Charles-Valentin Alkan (1813-1888) was a composer and virtuoso pianist who lived in Paris and knew both Chopin and Lizst. He was an orthodox Jew, and the legend is that he died when one of his bookcases fell on him (also a hazard in academic life).
This is Alkan’s transcription of the first movement of Beethoven’s Piano Concerto #3, in c minor. The piano plays both the orchestra and piano parts. I like how pianist Marc-André Hamelin, the master of this ferociously difficult repertoire, delineates the orchestral and solo voices. But the remarkable thing about this piece is clearly the extraordinary cadenza that Alkan wrote — it is bizarre and breathtaking.
The piano enters at 3:06, the cadenza begins at 11:34.

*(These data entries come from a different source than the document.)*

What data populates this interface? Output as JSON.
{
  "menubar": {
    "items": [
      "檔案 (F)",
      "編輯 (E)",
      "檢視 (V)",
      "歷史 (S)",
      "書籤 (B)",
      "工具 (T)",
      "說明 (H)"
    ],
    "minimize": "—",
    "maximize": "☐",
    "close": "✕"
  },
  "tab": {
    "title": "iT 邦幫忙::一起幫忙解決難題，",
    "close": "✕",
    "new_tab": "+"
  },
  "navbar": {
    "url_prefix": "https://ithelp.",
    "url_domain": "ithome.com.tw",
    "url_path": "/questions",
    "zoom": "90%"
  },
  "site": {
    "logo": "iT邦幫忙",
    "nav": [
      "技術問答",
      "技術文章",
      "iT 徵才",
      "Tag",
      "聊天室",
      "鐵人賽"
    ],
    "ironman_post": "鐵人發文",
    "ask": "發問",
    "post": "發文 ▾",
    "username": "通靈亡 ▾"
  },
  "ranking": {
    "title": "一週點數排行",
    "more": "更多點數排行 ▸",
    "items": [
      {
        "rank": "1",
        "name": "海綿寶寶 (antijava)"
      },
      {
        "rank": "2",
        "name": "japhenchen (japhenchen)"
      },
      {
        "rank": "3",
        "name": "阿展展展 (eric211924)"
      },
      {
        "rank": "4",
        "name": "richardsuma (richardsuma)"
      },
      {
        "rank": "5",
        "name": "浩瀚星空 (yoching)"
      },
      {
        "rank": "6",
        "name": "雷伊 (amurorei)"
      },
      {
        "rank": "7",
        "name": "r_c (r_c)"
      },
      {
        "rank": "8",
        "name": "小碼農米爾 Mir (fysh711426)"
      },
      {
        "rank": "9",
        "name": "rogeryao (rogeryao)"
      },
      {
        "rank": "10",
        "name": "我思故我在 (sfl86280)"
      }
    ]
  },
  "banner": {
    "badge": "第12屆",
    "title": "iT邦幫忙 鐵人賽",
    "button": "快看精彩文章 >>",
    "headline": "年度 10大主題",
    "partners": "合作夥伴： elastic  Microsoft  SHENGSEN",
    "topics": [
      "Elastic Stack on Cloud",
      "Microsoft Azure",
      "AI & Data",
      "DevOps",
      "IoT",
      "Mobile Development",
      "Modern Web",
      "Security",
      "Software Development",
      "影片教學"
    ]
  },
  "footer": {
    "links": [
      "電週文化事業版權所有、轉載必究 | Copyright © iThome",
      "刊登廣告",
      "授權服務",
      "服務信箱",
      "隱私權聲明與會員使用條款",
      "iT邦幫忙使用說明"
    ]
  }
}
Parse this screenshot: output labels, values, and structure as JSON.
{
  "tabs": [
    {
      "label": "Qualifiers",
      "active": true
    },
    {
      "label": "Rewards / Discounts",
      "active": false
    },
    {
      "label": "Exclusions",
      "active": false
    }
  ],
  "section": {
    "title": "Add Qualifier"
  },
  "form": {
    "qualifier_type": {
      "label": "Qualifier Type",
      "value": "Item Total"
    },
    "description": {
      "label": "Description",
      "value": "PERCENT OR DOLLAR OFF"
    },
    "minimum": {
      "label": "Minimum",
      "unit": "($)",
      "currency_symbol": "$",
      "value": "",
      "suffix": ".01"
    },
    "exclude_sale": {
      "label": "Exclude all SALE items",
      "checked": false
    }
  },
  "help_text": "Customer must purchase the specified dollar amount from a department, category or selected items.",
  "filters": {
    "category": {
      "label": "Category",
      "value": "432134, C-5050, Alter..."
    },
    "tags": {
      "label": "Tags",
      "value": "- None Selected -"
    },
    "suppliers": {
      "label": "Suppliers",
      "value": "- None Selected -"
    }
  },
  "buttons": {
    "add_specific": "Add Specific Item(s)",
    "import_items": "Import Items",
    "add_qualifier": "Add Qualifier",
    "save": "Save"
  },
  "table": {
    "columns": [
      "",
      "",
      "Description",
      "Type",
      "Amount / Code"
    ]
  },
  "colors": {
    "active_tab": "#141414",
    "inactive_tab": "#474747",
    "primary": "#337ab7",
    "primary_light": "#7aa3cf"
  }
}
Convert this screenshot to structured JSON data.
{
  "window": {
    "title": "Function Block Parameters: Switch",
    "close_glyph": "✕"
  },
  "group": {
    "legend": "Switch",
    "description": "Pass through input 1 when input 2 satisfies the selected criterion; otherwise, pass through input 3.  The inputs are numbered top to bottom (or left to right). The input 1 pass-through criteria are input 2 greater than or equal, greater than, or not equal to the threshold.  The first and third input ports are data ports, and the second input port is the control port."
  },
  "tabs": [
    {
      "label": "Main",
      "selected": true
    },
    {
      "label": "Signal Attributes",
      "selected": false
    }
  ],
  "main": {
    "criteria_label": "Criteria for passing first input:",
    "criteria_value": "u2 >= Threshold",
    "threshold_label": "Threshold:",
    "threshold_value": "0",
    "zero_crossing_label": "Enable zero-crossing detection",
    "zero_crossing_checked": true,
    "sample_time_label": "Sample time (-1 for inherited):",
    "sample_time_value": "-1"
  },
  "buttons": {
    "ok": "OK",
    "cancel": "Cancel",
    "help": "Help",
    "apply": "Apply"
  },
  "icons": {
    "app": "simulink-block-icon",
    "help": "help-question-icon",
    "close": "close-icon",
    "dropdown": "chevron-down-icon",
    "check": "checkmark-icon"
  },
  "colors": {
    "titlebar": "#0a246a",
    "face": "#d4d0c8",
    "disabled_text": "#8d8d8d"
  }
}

Live performance by Marc-André Hamelin at Wigmore Hall, London, June 1994